# [Work item]
Nothing but an exact repeat of the entries below should appear in your answer.

# [Records for processing]
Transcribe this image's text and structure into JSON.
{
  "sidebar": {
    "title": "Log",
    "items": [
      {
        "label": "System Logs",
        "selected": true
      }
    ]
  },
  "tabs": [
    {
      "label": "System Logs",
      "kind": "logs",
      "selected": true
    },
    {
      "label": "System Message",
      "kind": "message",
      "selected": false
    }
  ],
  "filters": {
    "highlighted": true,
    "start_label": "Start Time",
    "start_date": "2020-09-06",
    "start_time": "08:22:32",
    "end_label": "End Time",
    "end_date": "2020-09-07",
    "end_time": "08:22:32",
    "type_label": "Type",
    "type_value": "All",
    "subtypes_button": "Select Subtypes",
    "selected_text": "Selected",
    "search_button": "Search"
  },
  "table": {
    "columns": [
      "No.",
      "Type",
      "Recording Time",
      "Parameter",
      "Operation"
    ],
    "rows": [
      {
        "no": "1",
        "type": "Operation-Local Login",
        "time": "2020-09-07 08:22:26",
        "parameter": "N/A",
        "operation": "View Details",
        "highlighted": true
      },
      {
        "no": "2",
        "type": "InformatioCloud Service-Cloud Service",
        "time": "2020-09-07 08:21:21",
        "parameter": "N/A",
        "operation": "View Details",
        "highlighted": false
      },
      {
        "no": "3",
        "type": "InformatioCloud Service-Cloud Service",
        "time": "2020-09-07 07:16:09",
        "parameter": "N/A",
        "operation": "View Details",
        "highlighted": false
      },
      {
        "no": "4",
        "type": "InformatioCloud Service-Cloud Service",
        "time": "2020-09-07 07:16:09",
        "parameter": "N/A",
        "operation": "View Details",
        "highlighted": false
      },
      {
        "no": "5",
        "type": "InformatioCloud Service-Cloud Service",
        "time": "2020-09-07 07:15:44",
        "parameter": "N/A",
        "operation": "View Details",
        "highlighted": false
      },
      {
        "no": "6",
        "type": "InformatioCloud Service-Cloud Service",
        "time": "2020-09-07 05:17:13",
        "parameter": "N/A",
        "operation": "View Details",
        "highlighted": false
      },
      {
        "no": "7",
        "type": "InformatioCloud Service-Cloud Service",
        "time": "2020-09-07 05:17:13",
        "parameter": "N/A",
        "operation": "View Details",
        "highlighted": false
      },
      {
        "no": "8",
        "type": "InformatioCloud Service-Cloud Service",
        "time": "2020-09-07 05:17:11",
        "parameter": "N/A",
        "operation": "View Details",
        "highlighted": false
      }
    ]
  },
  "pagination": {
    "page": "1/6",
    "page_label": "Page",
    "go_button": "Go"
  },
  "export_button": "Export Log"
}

# [Reply to the exercise]
Transcribe this image's text and structure into JSON.
{
  "sidebar": {
    "title": "Log",
    "items": [
      {
        "label": "System Logs",
        "selected": true
      }
    ]
  },
  "tabs": [
    {
      "label": "System Logs",
      "kind": "logs",
      "selected": true
    },
    {
      "label": "System Message",
      "kind": "message",
      "selected": false
    }
  ],
  "filters": {
    "highlighted": true,
    "start_label": "Start Time",
    "start_date": "2020-09-06",
    "start_time": "08:22:32",
    "end_label": "End Time",
    "end_date": "2020-09-07",
    "end_time": "08:22:32",
    "type_label": "Type",
    "type_value": "All",
    "subtypes_button": "Select Subtypes",
    "selected_text": "Selected",
    "search_button": "Search"
  },
  "table": {
    "columns": [
      "No.",
      "Type",
      "Recording Time",
      "Parameter",
      "Operation"
    ],
    "rows": [
      {
        "no": "1",
        "type": "Operation-Local Login",
        "time": "2020-09-07 08:22:26",
        "parameter": "N/A",
        "operation": "View Details",
        "highlighted": true
      },
      {
        "no": "2",
        "type": "InformatioCloud Service-Cloud Service",
        "time": "2020-09-07 08:21:21",
        "parameter": "N/A",
        "operation": "View Details",
        "highlighted": false
      },
      {
        "no": "3",
        "type": "InformatioCloud Service-Cloud Service",
        "time": "2020-09-07 07:16:09",
        "parameter": "N/A",
        "operation": "View Details",
        "highlighted": false
      },
      {
        "no": "4",
        "type": "InformatioCloud Service-Cloud Service",
        "time": "2020-09-07 07:16:09",
        "parameter": "N/A",
        "operation": "View Details",
        "highlighted": false
      },
      {
        "no": "5",
        "type": "InformatioCloud Service-Cloud Service",
        "time": "2020-09-07 07:15:44",
        "parameter": "N/A",
        "operation": "View Details",
        "highlighted": false
      },
      {
        "no": "6",
        "type": "InformatioCloud Service-Cloud Service",
        "time": "2020-09-07 05:17:13",
        "parameter": "N/A",
        "operation": "View Details",
        "highlighted": false
      },
      {
        "no": "7",
        "type": "InformatioCloud Service-Cloud Service",
        "time": "2020-09-07 05:17:13",
        "parameter": "N/A",
        "operation": "View Details",
        "highlighted": false
      },
      {
        "no": "8",
        "type": "InformatioCloud Service-Cloud Service",
        "time": "2020-09-07 05:17:11",
        "parameter": "N/A",
        "operation": "View Details",
        "highlighted": false
      }
    ]
  },
  "pagination": {
    "page": "1/6",
    "page_label": "Page",
    "go_button": "Go"
  },
  "export_button": "Export Log"
}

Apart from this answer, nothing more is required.